There is a long history of First Amendment rights of freedom of speech and press being balanced against the public need for security and decency. Less than one decade after the First Amendment was adopted, when war with France was anticipated, the Sedition Act was passed in July of 1798. It was thus illegal to "write, print, utter or publish" anything "false, scandalous and malicious" against the government, Congress or the president if the intent is to bring any of them into "contempt or disrepute" or to excite "hatred" against them.
At that time the doctrine that truth was a defense against seditious libel was not widely accepted and every member of the Supreme Court in 1798-1800, sitting as an appellate judge, held it constitutional. In the first case involving this act, a man was fined $100 for wishing aloud that the wad of a salute canon would hit President John Adam's rear end.
During World War I, the Espionage Act was used to imprison about 900 Americans who spoke against the war; its constitutionality was upheld by a unanimous Supreme Court.
This balancing of individual rights with society's needs was rejected by Justice Hugo Black (1937-1971). His absolutist approach was simple: follow the Constitution strictly to the letter. Thus, the First Amendment states, "Congress shall make no law ... abridging freedom of speech or of the press." Since the First Amendment makes no exception for pornography, Black held the Court could not. He did not need to join the Court when they sought to determine what specific pornography was protected and if material had "no redeeming social importance." Black maintained the Constitution did not give government the power to censor.
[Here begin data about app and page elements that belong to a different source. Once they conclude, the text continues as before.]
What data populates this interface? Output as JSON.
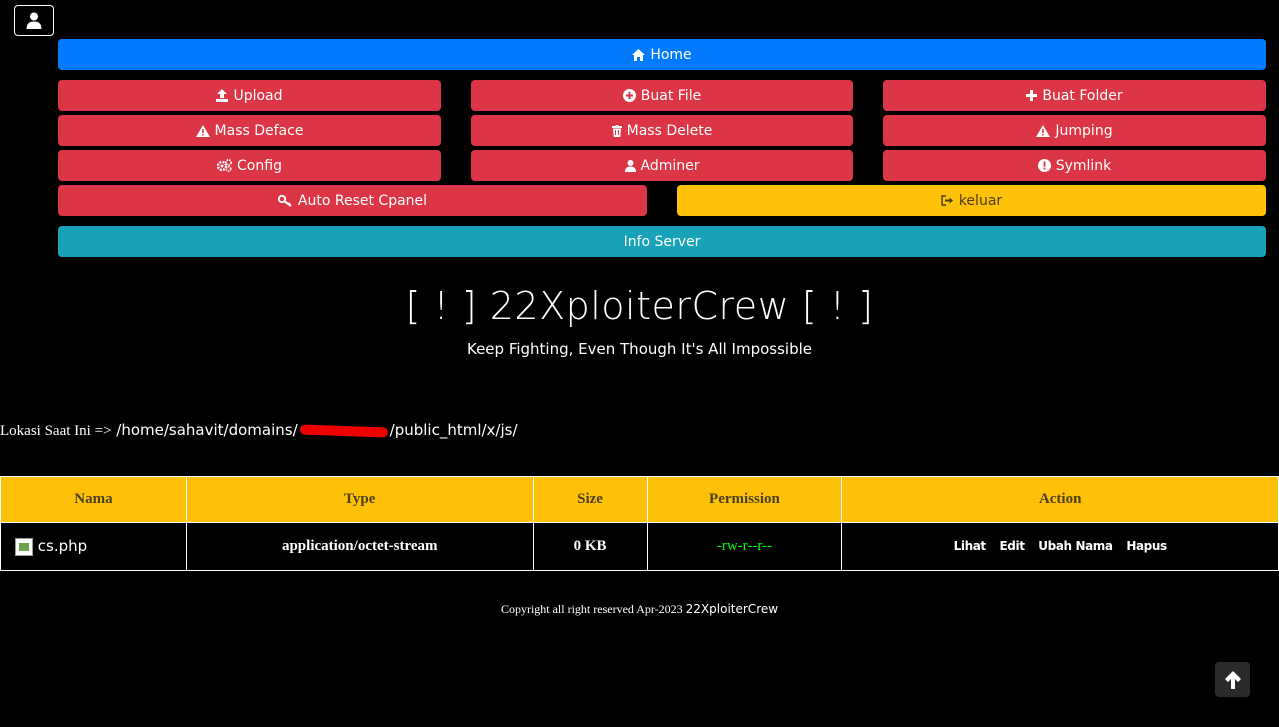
{
  "nav": {
    "home": "Home",
    "upload": "Upload",
    "buat_file": "Buat File",
    "buat_folder": "Buat Folder",
    "mass_deface": "Mass Deface",
    "mass_delete": "Mass Delete",
    "jumping": "Jumping",
    "config": "Config",
    "adminer": "Adminer",
    "symlink": "Symlink",
    "auto_reset_cpanel": "Auto Reset Cpanel",
    "keluar": "keluar",
    "info_server": "Info Server"
  },
  "header": {
    "title": "[ ! ] 22XploiterCrew [ ! ]",
    "subtitle": "Keep Fighting, Even Though It's All Impossible"
  },
  "location": {
    "label": "Lokasi Saat Ini =>",
    "path_start": "/home/sahavit/domains/",
    "path_end": "/public_html/x/js/"
  },
  "table": {
    "headers": [
      "Nama",
      "Type",
      "Size",
      "Permission",
      "Action"
    ],
    "rows": [
      {
        "name": "cs.php",
        "type": "application/octet-stream",
        "size": "0 KB",
        "permission": "-rw-r--r--",
        "actions": [
          "Lihat",
          "Edit",
          "Ubah Nama",
          "Hapus"
        ]
      }
    ]
  },
  "footer": {
    "text": "Copyright all right reserved Apr-2023",
    "brand": "22XploiterCrew"
  },
  "colors": {
    "primary": "#007bff",
    "danger": "#dc3545",
    "warning": "#ffc107",
    "info": "#17a2b8",
    "permission": "#00ff00"
  }
}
His consistent ally, William O. Douglas, said if society wanted to censor, it should amend the Constitution and establish an office of censorship. These justices applied a libertarian philosophy in First Amendment issues. Libertarians make individual rights the highest priority, sometimes at the expense of society, the state, and children. Libertarian justices are inclined to strike down laws which majorities favor to protect individual rights. Libertarianism has had a major influence on U.S. legal history and society. There are several points related to its impact on the First and Second Amendments to consider:
* We have more liberty today than ever, since individuals have more rights and government has fewer rights. It is difficult to imagine the Sedition Act ever reigned in this country. Today, people commonly utter and print false, slanderous, and malicious charges against President Barack Obama to bring him into disrepute or to excite hatred against him without any fear of big fines or imprisonment. Moreover, prior to 1925 (Gitlow v. New York) people enjoyed free speech rights at the pleasure of their state and states rejected the libertarian approach and had restrictive laws limiting pornography etc. Until 2010 (McDonald v. Chicago), states had the prerogative to limit handguns; today they don't. Because the judiciary has used the Fourteenth Amendment as a charter to apply expansive readings of the First and Second Amendments to the states, they have enlarged the scope of liberty beyond anything the Constitution's framers imagined.
* Various industries have a material interest in promoting the most libertarian interpretation possible. Certainly the gun industry will increase sales and profits if a libertarian philosophy prevails. Thus, the gun industry gave the National Rifle Association (NRA) ten of millions of dollars. Some of this money is used to falsely imply that the person who does not accept the NRA's interpretation of the Second Amendment doesn't accept the Second Amendment. A similar dynamic exists regarding the porn industry. Anti-pornography groups note: "The First Amendment belongs to those who can buy it." They lament that the multi-billion dollar pornography industry has shaped our concept of freedom of the press. No doubt, the Constitution's framers never anticipated they would be enabling or protecting pornography peddlers and school shooters, but when those amendments are given a libertarian reading by moneyed interests, that can be the result.
* A majority believes in the First Amendment, yet still want restrictions on pornography and certainly obscenity. Similarly, tens of millions of voters support the Second Amendment, but favor the measures that the administration advocates to reduce gun violence.
* Most Americans, including judges, tend to be inconsistent in interpreting the Constitution. Chief Justice Warren Burger (1969-1985), observed: "Labels are sophomoric simplifications. All judges are 'strict constructionists' on some portions of the Constitution," but not on other portions. Many shades of opinion exist. In a single 1951 case (Dennis v. U.S.), the nine justices produced five opinions, with four different interpretations of what the First Amendment protects. When it is claimed that unless a person believes in a particular interpretation of the First or Second Amendment then they must not believe in those Amendments, the response might be: "Says who?"
Jones lives in West Haven.